Editor, CommonWealth

About Bruce Mohl

Bruce Mohl is the editor of CommonWealth magazine. Bruce came to CommonWealth from the Boston Globe, where he spent nearly 30 years in a wide variety of positions covering business and politics. He covered the Massachusetts State House and served as the Globe’s State House bureau chief in the late 1980s. He also reported for the Globe’s Spotlight Team, winning a Loeb award in 1992 for coverage of conflicts of interest in the state’s pension system. He served as the Globe’s political editor in 1994 and went on to cover consumer issues for the newspaper. At CommonWealth, Bruce helped launch the magazine’s website and has written about a wide range of issues with a special focus on politics, tax policy, energy, and gambling. Bruce is a graduate of Ohio Wesleyan University and the Fletcher School of Law and Diplomacy at Tufts University. He lives in Dorchester.

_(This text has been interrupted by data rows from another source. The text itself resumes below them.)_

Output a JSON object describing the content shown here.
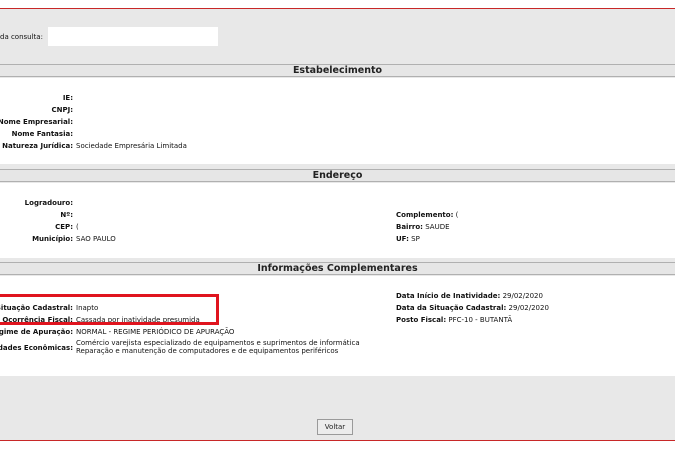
{
  "query": {
    "label": "da consulta:",
    "value": ""
  },
  "estabelecimento": {
    "title": "Estabelecimento",
    "fields": [
      {
        "label": "IE:",
        "value": ""
      },
      {
        "label": "CNPJ:",
        "value": ""
      },
      {
        "label": "Nome Empresarial:",
        "value": ""
      },
      {
        "label": "Nome Fantasia:",
        "value": ""
      },
      {
        "label": "Natureza Jurídica:",
        "value": "Sociedade Empresária Limitada"
      }
    ]
  },
  "endereco": {
    "title": "Endereço",
    "left": [
      {
        "label": "Logradouro:",
        "value": ""
      },
      {
        "label": "Nº:",
        "value": ""
      },
      {
        "label": "CEP:",
        "value": "("
      },
      {
        "label": "Município:",
        "value": "SAO PAULO"
      }
    ],
    "right": [
      {
        "label": "Complemento:",
        "value": "("
      },
      {
        "label": "Bairro:",
        "value": "SAUDE"
      },
      {
        "label": "UF:",
        "value": "SP"
      }
    ]
  },
  "complementares": {
    "title": "Informações Complementares",
    "left": [
      {
        "label": "Situação Cadastral:",
        "value": "Inapto"
      },
      {
        "label": "Ocorrência Fiscal:",
        "value": "Cassada por inatividade presumida"
      },
      {
        "label": "gime de Apuração:",
        "value": "NORMAL - REGIME PERIÓDICO DE APURAÇÃO"
      }
    ],
    "atividades_label": "dades Econômicas:",
    "atividades": [
      "Comércio varejista especializado de equipamentos e suprimentos de informática",
      "Reparação e manutenção de computadores e de equipamentos periféricos"
    ],
    "right": [
      {
        "label": "Data Início de Inatividade:",
        "value": "29/02/2020"
      },
      {
        "label": "Data da Situação Cadastral:",
        "value": "29/02/2020"
      },
      {
        "label": "Posto Fiscal:",
        "value": "PFC-10 - BUTANTÃ"
      }
    ]
  },
  "buttons": {
    "back": "Voltar"
  }
}
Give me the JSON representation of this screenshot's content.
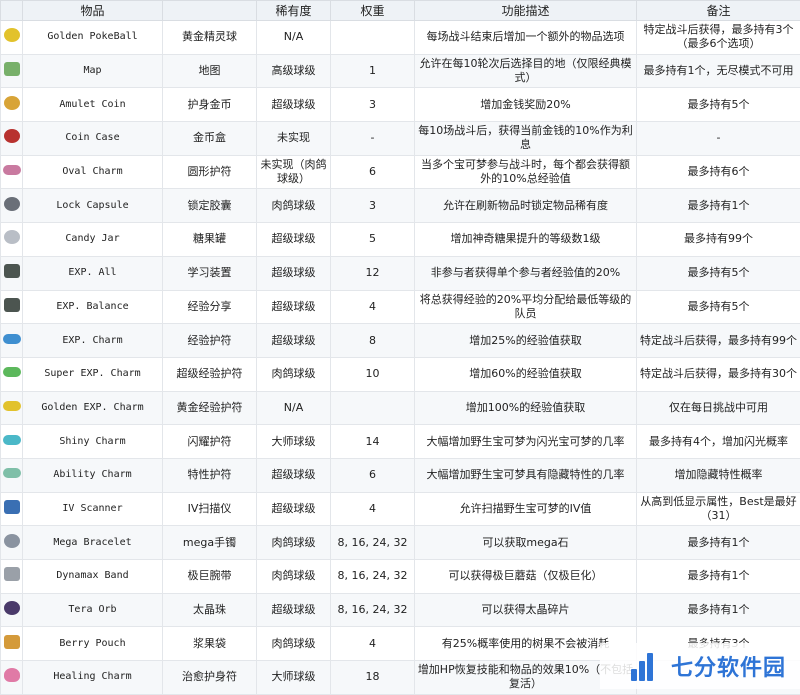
{
  "table": {
    "headers": [
      "",
      "物品",
      "",
      "稀有度",
      "权重",
      "功能描述",
      "备注"
    ],
    "rows": [
      {
        "icon": "golden-pokeball-icon",
        "color": "#e2c22c",
        "shape": "round",
        "name_en": "Golden PokeBall",
        "name_cn": "黄金精灵球",
        "rarity": "N/A",
        "weight": "",
        "desc": "每场战斗结束后增加一个额外的物品选项",
        "note": "特定战斗后获得，最多持有3个（最多6个选项）"
      },
      {
        "icon": "map-icon",
        "color": "#78b06a",
        "shape": "square",
        "name_en": "Map",
        "name_cn": "地图",
        "rarity": "高级球级",
        "weight": "1",
        "desc": "允许在每10轮次后选择目的地（仅限经典模式）",
        "note": "最多持有1个，无尽模式不可用"
      },
      {
        "icon": "amulet-coin-icon",
        "color": "#d8a437",
        "shape": "round",
        "name_en": "Amulet Coin",
        "name_cn": "护身金币",
        "rarity": "超级球级",
        "weight": "3",
        "desc": "增加金钱奖励20%",
        "note": "最多持有5个"
      },
      {
        "icon": "coin-case-icon",
        "color": "#b8322f",
        "shape": "round",
        "name_en": "Coin Case",
        "name_cn": "金币盒",
        "rarity": "未实现",
        "weight": "-",
        "desc": "每10场战斗后，获得当前金钱的10%作为利息",
        "note": "-"
      },
      {
        "icon": "oval-charm-icon",
        "color": "#c97aa0",
        "shape": "pill",
        "name_en": "Oval Charm",
        "name_cn": "圆形护符",
        "rarity": "未实现（肉鸽球级）",
        "weight": "6",
        "desc": "当多个宝可梦参与战斗时，每个都会获得额外的10%总经验值",
        "note": "最多持有6个"
      },
      {
        "icon": "lock-capsule-icon",
        "color": "#6a6f78",
        "shape": "round",
        "name_en": "Lock Capsule",
        "name_cn": "锁定胶囊",
        "rarity": "肉鸽球级",
        "weight": "3",
        "desc": "允许在刷新物品时锁定物品稀有度",
        "note": "最多持有1个"
      },
      {
        "icon": "candy-jar-icon",
        "color": "#b9bec6",
        "shape": "round",
        "name_en": "Candy Jar",
        "name_cn": "糖果罐",
        "rarity": "超级球级",
        "weight": "5",
        "desc": "增加神奇糖果提升的等级数1级",
        "note": "最多持有99个"
      },
      {
        "icon": "exp-all-icon",
        "color": "#4c5550",
        "shape": "square",
        "name_en": "EXP. All",
        "name_cn": "学习装置",
        "rarity": "超级球级",
        "weight": "12",
        "desc": "非参与者获得单个参与者经验值的20%",
        "note": "最多持有5个"
      },
      {
        "icon": "exp-balance-icon",
        "color": "#4c5550",
        "shape": "square",
        "name_en": "EXP. Balance",
        "name_cn": "经验分享",
        "rarity": "超级球级",
        "weight": "4",
        "desc": "将总获得经验的20%平均分配给最低等级的队员",
        "note": "最多持有5个"
      },
      {
        "icon": "exp-charm-icon",
        "color": "#3f8fd0",
        "shape": "pill",
        "name_en": "EXP. Charm",
        "name_cn": "经验护符",
        "rarity": "超级球级",
        "weight": "8",
        "desc": "增加25%的经验值获取",
        "note": "特定战斗后获得，最多持有99个"
      },
      {
        "icon": "super-exp-charm-icon",
        "color": "#5cb85c",
        "shape": "pill",
        "name_en": "Super EXP. Charm",
        "name_cn": "超级经验护符",
        "rarity": "肉鸽球级",
        "weight": "10",
        "desc": "增加60%的经验值获取",
        "note": "特定战斗后获得，最多持有30个"
      },
      {
        "icon": "golden-exp-charm-icon",
        "color": "#e2c22c",
        "shape": "pill",
        "name_en": "Golden EXP. Charm",
        "name_cn": "黄金经验护符",
        "rarity": "N/A",
        "weight": "",
        "desc": "增加100%的经验值获取",
        "note": "仅在每日挑战中可用"
      },
      {
        "icon": "shiny-charm-icon",
        "color": "#4bb8c8",
        "shape": "pill",
        "name_en": "Shiny Charm",
        "name_cn": "闪耀护符",
        "rarity": "大师球级",
        "weight": "14",
        "desc": "大幅增加野生宝可梦为闪光宝可梦的几率",
        "note": "最多持有4个，增加闪光概率"
      },
      {
        "icon": "ability-charm-icon",
        "color": "#7fbfa8",
        "shape": "pill",
        "name_en": "Ability Charm",
        "name_cn": "特性护符",
        "rarity": "超级球级",
        "weight": "6",
        "desc": "大幅增加野生宝可梦具有隐藏特性的几率",
        "note": "增加隐藏特性概率"
      },
      {
        "icon": "iv-scanner-icon",
        "color": "#3a6fb3",
        "shape": "square",
        "name_en": "IV Scanner",
        "name_cn": "IV扫描仪",
        "rarity": "超级球级",
        "weight": "4",
        "desc": "允许扫描野生宝可梦的IV值",
        "note": "从高到低显示属性，Best是最好（31）"
      },
      {
        "icon": "mega-bracelet-icon",
        "color": "#8a93a0",
        "shape": "round",
        "name_en": "Mega Bracelet",
        "name_cn": "mega手镯",
        "rarity": "肉鸽球级",
        "weight": "8, 16, 24, 32",
        "desc": "可以获取mega石",
        "note": "最多持有1个"
      },
      {
        "icon": "dynamax-band-icon",
        "color": "#9aa0a8",
        "shape": "square",
        "name_en": "Dynamax Band",
        "name_cn": "极巨腕带",
        "rarity": "肉鸽球级",
        "weight": "8, 16, 24, 32",
        "desc": "可以获得极巨蘑菇（仅极巨化）",
        "note": "最多持有1个"
      },
      {
        "icon": "tera-orb-icon",
        "color": "#4a3a6a",
        "shape": "round",
        "name_en": "Tera Orb",
        "name_cn": "太晶珠",
        "rarity": "超级球级",
        "weight": "8, 16, 24, 32",
        "desc": "可以获得太晶碎片",
        "note": "最多持有1个"
      },
      {
        "icon": "berry-pouch-icon",
        "color": "#d49a3a",
        "shape": "square",
        "name_en": "Berry Pouch",
        "name_cn": "浆果袋",
        "rarity": "肉鸽球级",
        "weight": "4",
        "desc": "有25%概率使用的树果不会被消耗",
        "note": "最多持有3个"
      },
      {
        "icon": "healing-charm-icon",
        "color": "#e07aa6",
        "shape": "heart",
        "name_en": "Healing Charm",
        "name_cn": "治愈护身符",
        "rarity": "大师球级",
        "weight": "18",
        "desc": "增加HP恢复技能和物品的效果10%（不包括复活）",
        "note": ""
      }
    ]
  },
  "watermark": {
    "text": "七分软件园",
    "color": "#2e74d6"
  }
}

About Bruce Mohl

Bruce Mohl is the editor of CommonWealth magazine. Bruce came to CommonWealth from the Boston Globe, where he spent nearly 30 years in a wide variety of positions covering business and politics. He covered the Massachusetts State House and served as the Globe’s State House bureau chief in the late 1980s. He also reported for the Globe’s Spotlight Team, winning a Loeb award in 1992 for coverage of conflicts of interest in the state’s pension system. He served as the Globe’s political editor in 1994 and went on to cover consumer issues for the newspaper. At CommonWealth, Bruce helped launch the magazine’s website and has written about a wide range of issues with a special focus on politics, tax policy, energy, and gambling. Bruce is a graduate of Ohio Wesleyan University and the Fletcher School of Law and Diplomacy at Tufts University. He lives in Dorchester.

“The transportation system in this Commonwealth is in a pretty bad state of disrepair,” Boncore said.

“Probably the best you can say is the system functions, but clearly it doesn’t function well,” said Straus, who pointed out that his personal commute to Beacon Hill from Mattapoisett has increased from 75 minutes in the 1990s to more than two hours today. “It’s nearly doubled and some days it is doubled. I see that and everyone out there who comes into the city for work or recreation, whatever, sees those issues. It’s not just the time. It’s more and more of each day is crowded with the traffic jams coming in and going out.”

Straus said the public is demanding action. “I have been amazed over the last couple of years at how patient and tolerant the public has been about this problem,” he said. “We just have to address it this session.”